The first three therapies (HoLAP, VLAP and PVP) ease urination by burning away excess prostate tissue pressing on the urethra. However, these therapies may cause irritation. They may also need to be repeated in order to be completely successful. Because the excess prostate tissue is burned off, it cannot be biopsied for cancer.

The enucleation therapy (HoLEP) is closer to traditional open surgery, but presents fewer risks. The procedure aims to remove the excess prostate tissue and prevent it from growing back.
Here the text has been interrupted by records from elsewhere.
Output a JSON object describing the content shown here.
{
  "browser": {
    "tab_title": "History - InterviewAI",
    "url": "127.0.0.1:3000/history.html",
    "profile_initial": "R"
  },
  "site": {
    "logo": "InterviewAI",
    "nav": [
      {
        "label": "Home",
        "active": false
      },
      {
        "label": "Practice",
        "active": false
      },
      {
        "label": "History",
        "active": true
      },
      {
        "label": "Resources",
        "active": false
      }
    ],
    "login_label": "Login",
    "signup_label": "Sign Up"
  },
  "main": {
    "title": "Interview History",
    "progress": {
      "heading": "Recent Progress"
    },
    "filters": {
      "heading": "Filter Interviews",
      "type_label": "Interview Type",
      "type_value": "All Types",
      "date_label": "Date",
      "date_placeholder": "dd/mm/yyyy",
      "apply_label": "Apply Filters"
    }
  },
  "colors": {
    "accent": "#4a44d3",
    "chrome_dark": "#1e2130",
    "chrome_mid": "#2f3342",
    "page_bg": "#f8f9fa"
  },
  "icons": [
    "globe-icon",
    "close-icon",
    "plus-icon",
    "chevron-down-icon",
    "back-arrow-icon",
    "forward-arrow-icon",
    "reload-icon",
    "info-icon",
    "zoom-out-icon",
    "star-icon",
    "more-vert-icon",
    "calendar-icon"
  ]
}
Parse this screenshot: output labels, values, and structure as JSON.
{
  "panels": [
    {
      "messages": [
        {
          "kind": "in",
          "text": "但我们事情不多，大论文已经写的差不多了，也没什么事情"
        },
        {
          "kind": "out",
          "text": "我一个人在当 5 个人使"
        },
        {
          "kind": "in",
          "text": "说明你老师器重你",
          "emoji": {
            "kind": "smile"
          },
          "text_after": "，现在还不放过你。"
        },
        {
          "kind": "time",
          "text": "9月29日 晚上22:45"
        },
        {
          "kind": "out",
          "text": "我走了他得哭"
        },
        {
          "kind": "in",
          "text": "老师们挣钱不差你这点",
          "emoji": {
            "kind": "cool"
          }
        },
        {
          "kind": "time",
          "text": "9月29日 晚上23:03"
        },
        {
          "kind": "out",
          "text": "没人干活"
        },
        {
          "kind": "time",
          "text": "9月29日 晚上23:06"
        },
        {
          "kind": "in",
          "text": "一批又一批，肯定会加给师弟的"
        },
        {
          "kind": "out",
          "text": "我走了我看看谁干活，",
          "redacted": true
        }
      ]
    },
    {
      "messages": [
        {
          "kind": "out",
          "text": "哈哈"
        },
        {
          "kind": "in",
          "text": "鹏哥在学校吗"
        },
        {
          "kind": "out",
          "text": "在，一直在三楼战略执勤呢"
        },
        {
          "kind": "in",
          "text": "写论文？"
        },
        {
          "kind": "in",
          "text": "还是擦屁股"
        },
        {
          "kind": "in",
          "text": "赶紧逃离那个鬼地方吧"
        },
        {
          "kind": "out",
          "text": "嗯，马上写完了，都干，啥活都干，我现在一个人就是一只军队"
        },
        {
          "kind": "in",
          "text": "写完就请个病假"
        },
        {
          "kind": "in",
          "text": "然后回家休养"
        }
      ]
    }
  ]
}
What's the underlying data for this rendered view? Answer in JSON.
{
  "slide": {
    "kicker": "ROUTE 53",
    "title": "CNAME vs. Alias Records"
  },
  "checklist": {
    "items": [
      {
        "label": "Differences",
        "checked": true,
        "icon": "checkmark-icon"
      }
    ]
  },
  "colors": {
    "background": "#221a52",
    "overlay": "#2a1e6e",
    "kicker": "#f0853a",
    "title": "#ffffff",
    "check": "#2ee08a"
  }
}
Unlike the ablative therapies discussed above, enucleation therapy preserves enough tissue for a cancer biopsy.

Temple's urologists are highly experienced in selecting the right laser therapy for each patient, as well as delivering the treatment efficiently and safely.

To schedule an appointment with a Temple urologist, click here or call
1-800-TEMPLE-MED (1-800-836-7536).


Laparoscopic removal of nonfunctioning kidneys

When a kidney ceases to function due to an injury, cancer or other disease, Temple's urologists remove the nonfunctioning organ from the body using minimally invasive (laparoscopic) surgery. Compared to traditional open kidney removal, which requires an incision measuring between eight and 20 inches, laparoscopic removal is performed through keyhole-sized incisions. This offers the patient a quicker recovery with less pain and a decreased risk of infections.

Kidney removal is performed under general anesthesia. A Temple surgeon creates a few small incisions in the abdomen. Through these incisions, the surgeon inserts a tiny camera for visualizing the surgical site, as well as an instrument to separate the kidney from the surrounding organs. If the entire kidney is being removed, a slightly larger incision of about two inches must be created to accommodate its size.

Temple's urologists are highly experienced in removing nonfunctioning kidneys with the most advanced minimally invasive techniques available today.

To schedule an appointment with a Temple urologist, click here or call
1-800-TEMPLE-MED (1-800-836-7536).